=== Dataset items ===
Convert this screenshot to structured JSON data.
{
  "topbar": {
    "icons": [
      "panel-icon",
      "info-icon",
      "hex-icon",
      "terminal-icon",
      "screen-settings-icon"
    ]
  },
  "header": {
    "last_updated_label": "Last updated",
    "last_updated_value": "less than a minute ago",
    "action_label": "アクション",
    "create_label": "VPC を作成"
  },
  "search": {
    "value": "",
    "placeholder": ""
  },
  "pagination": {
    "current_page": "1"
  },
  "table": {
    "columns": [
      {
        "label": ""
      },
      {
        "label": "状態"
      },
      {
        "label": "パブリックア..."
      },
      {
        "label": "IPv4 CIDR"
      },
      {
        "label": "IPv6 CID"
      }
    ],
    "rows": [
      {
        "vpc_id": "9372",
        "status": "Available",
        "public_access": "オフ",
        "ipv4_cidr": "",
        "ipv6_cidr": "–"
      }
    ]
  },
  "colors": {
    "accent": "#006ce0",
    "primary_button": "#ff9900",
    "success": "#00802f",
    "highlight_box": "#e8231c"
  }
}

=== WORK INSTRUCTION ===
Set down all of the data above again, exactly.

=== ANSWER SECTION ===
Convert this screenshot to structured JSON data.
{
  "topbar": {
    "icons": [
      "panel-icon",
      "info-icon",
      "hex-icon",
      "terminal-icon",
      "screen-settings-icon"
    ]
  },
  "header": {
    "last_updated_label": "Last updated",
    "last_updated_value": "less than a minute ago",
    "action_label": "アクション",
    "create_label": "VPC を作成"
  },
  "search": {
    "value": "",
    "placeholder": ""
  },
  "pagination": {
    "current_page": "1"
  },
  "table": {
    "columns": [
      {
        "label": ""
      },
      {
        "label": "状態"
      },
      {
        "label": "パブリックア..."
      },
      {
        "label": "IPv4 CIDR"
      },
      {
        "label": "IPv6 CID"
      }
    ],
    "rows": [
      {
        "vpc_id": "9372",
        "status": "Available",
        "public_access": "オフ",
        "ipv4_cidr": "",
        "ipv6_cidr": "–"
      }
    ]
  },
  "colors": {
    "accent": "#006ce0",
    "primary_button": "#ff9900",
    "success": "#00802f",
    "highlight_box": "#e8231c"
  }
}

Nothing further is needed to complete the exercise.